### WORK INSTRUCTIONS
Using the data beneath, show every line that includes the word "development".
(DATA SUPPLIED Opens)
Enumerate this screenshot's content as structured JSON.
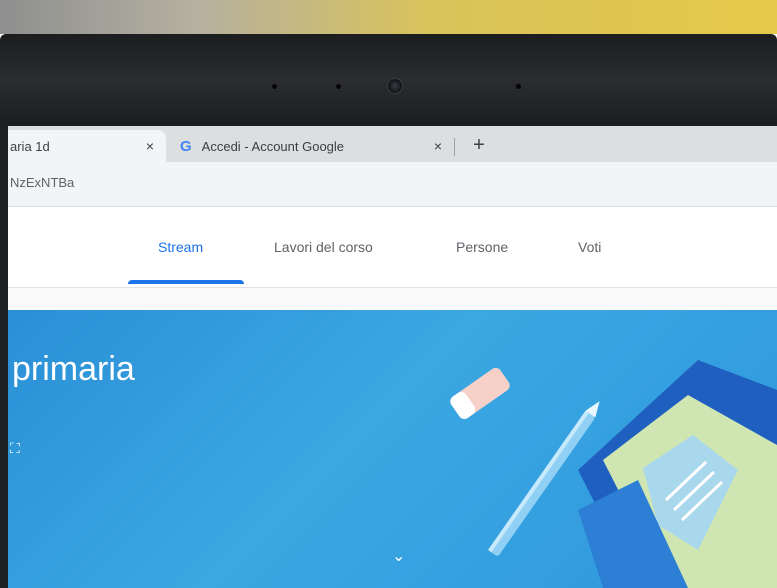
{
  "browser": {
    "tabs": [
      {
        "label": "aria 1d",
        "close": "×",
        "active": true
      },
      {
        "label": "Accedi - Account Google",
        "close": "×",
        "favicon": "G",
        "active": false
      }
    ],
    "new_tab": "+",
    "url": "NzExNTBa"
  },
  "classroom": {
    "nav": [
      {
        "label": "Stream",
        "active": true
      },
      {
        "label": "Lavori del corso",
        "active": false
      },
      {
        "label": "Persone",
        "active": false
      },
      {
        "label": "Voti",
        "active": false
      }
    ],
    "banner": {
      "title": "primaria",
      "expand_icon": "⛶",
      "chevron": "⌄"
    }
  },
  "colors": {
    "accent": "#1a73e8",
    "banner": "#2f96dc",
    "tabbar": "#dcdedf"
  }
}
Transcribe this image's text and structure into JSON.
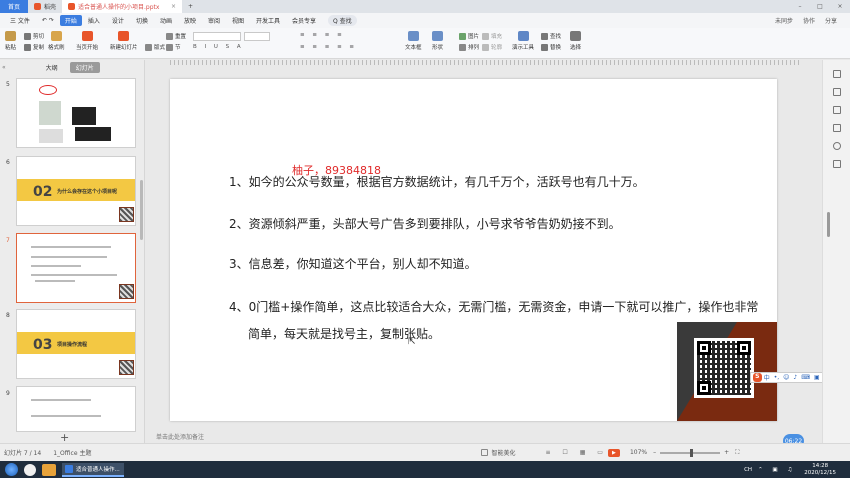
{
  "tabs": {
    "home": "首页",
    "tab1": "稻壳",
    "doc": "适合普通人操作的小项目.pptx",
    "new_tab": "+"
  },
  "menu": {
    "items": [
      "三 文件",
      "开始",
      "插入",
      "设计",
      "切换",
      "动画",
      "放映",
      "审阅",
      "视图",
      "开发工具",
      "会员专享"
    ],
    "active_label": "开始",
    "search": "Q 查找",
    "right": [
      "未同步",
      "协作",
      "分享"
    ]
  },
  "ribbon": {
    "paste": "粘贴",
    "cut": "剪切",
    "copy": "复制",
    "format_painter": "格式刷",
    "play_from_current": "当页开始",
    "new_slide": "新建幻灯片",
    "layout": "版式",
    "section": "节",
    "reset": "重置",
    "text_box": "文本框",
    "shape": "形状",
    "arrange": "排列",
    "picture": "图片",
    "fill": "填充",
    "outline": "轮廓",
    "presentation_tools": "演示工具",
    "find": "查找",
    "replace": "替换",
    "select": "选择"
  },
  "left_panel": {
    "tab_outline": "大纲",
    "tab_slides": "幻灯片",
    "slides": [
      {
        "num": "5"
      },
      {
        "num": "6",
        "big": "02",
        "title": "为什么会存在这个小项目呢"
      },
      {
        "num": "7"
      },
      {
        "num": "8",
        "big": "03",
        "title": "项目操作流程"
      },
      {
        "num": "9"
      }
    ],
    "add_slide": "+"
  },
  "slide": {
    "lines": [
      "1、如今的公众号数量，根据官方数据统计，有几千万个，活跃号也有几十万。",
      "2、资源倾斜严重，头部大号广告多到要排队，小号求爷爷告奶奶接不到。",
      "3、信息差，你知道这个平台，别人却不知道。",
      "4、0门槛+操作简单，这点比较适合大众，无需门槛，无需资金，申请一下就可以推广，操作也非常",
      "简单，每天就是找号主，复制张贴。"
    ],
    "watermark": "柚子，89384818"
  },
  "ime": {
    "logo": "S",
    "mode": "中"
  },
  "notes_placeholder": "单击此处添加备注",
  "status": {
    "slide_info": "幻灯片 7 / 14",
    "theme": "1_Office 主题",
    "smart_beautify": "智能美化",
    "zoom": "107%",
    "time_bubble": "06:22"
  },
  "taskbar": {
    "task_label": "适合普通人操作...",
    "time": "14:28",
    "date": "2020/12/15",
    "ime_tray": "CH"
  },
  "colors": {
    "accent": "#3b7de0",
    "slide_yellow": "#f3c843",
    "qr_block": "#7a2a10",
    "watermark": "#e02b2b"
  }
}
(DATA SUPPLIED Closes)
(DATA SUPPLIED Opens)
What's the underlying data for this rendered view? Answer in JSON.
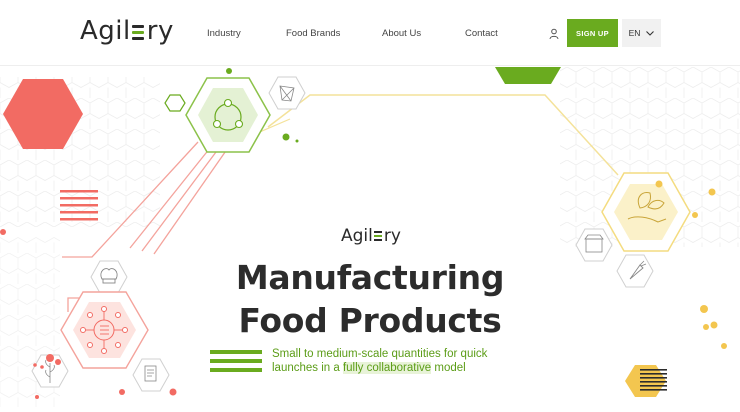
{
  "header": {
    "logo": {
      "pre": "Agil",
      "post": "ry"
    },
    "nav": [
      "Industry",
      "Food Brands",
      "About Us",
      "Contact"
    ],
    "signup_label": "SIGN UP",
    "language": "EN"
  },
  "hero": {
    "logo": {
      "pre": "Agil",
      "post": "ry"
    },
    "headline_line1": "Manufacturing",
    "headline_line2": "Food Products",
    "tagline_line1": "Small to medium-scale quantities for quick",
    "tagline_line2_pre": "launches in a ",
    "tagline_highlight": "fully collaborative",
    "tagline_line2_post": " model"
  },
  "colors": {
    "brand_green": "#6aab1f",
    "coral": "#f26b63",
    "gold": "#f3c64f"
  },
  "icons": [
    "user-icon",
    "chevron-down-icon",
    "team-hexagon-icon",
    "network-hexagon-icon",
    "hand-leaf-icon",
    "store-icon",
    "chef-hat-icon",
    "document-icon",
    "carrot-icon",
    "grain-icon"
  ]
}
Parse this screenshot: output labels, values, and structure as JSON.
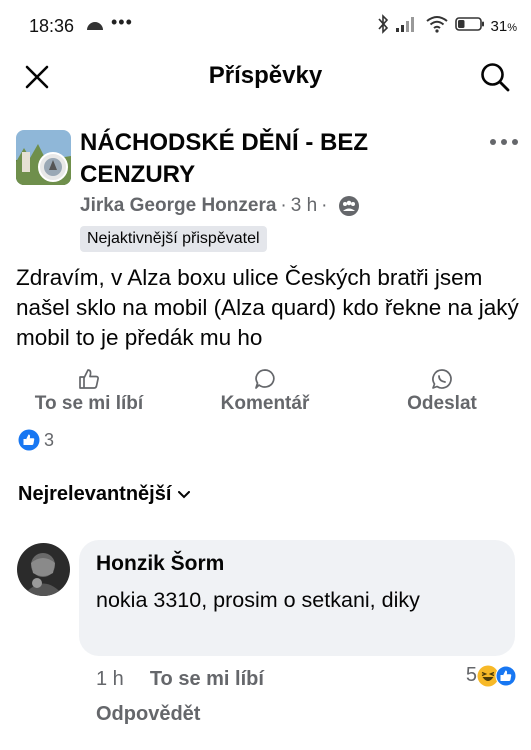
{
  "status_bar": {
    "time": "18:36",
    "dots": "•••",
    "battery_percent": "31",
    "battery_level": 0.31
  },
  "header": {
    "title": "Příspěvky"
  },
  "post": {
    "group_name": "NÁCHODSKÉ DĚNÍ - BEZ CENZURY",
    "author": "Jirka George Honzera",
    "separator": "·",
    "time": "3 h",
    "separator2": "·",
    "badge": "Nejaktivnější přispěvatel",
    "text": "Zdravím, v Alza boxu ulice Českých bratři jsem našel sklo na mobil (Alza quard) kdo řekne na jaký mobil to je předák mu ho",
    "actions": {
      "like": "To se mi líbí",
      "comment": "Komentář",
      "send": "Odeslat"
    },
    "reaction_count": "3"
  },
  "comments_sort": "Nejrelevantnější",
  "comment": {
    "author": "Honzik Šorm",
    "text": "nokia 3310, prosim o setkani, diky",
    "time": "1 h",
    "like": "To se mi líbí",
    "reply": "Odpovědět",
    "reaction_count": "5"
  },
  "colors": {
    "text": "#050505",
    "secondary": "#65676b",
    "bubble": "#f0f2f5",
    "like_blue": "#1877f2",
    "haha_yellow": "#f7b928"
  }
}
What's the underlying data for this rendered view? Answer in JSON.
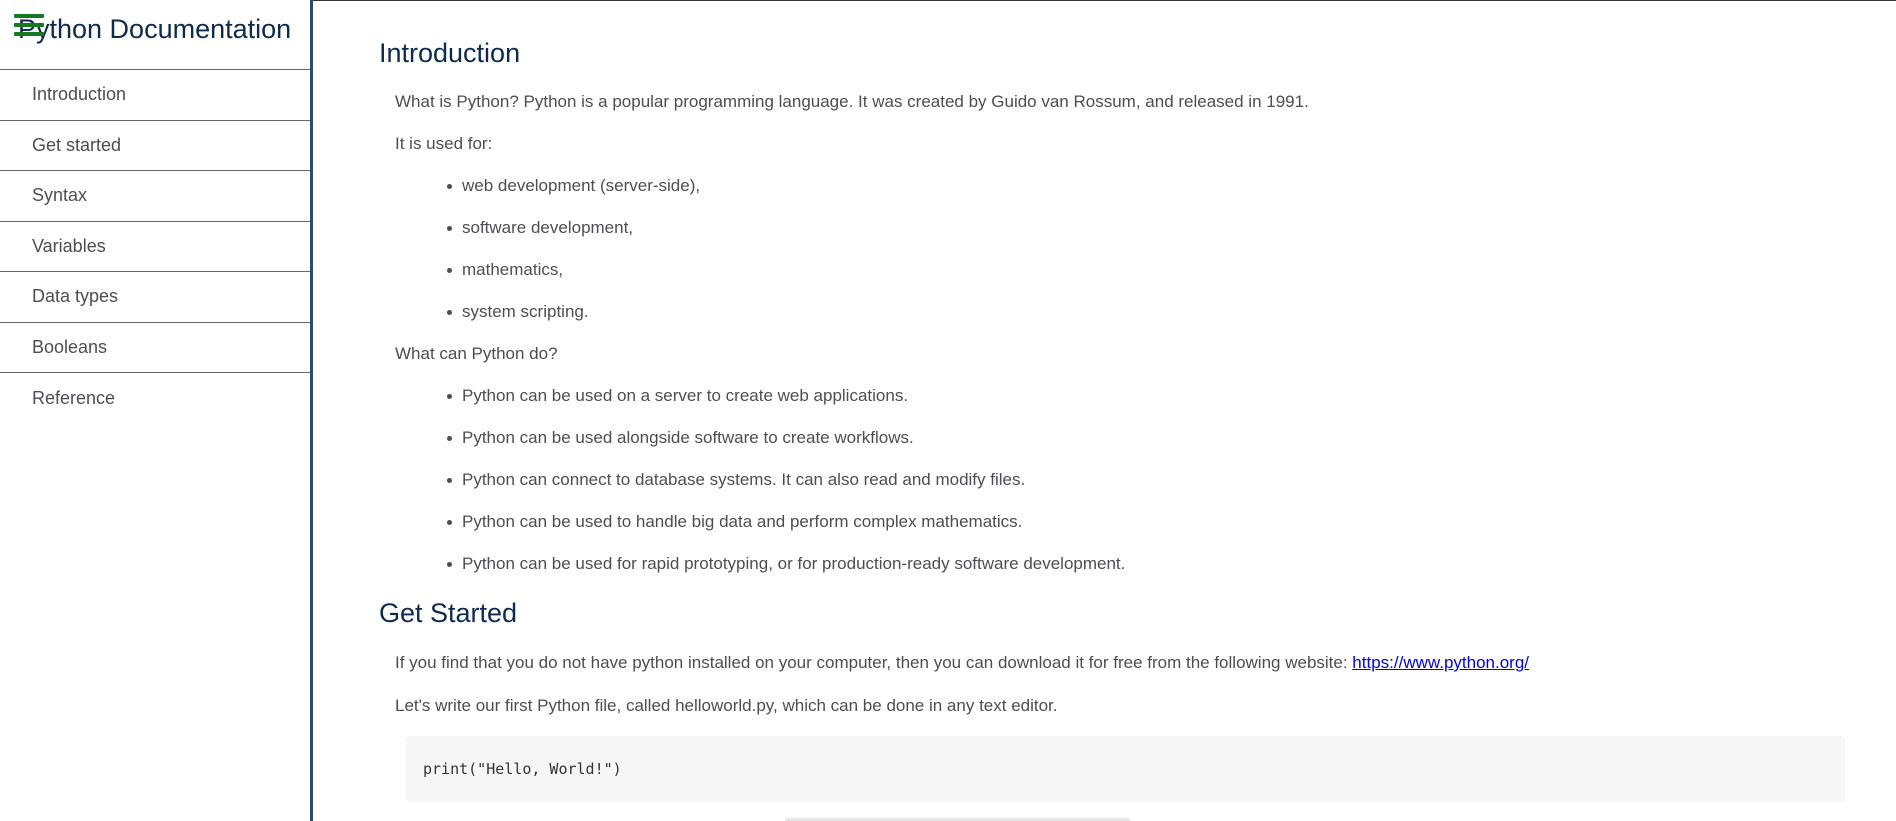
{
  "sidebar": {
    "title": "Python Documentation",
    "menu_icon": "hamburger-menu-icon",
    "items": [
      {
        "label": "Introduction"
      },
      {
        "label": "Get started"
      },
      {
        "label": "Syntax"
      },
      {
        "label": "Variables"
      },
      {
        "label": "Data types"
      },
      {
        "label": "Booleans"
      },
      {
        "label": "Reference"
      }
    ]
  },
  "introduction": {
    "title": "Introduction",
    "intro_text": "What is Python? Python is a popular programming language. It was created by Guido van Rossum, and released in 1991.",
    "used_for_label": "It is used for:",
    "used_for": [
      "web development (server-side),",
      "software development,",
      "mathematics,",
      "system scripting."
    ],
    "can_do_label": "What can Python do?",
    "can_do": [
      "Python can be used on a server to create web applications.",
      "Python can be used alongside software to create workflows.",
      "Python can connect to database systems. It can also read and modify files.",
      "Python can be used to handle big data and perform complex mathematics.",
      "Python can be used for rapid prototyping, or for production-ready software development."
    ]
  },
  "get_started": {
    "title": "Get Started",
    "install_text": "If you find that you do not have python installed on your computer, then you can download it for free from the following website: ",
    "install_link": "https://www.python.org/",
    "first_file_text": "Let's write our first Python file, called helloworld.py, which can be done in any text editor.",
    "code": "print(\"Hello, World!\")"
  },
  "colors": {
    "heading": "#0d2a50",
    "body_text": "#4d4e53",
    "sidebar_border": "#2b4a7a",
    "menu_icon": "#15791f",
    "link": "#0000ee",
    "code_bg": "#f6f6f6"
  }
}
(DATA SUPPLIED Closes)
### RESPONSE TO THIS EXERCISE
      "web development (server-side),",
      "software development,",
      "Python can be used for rapid prototyping, or for production-ready software development."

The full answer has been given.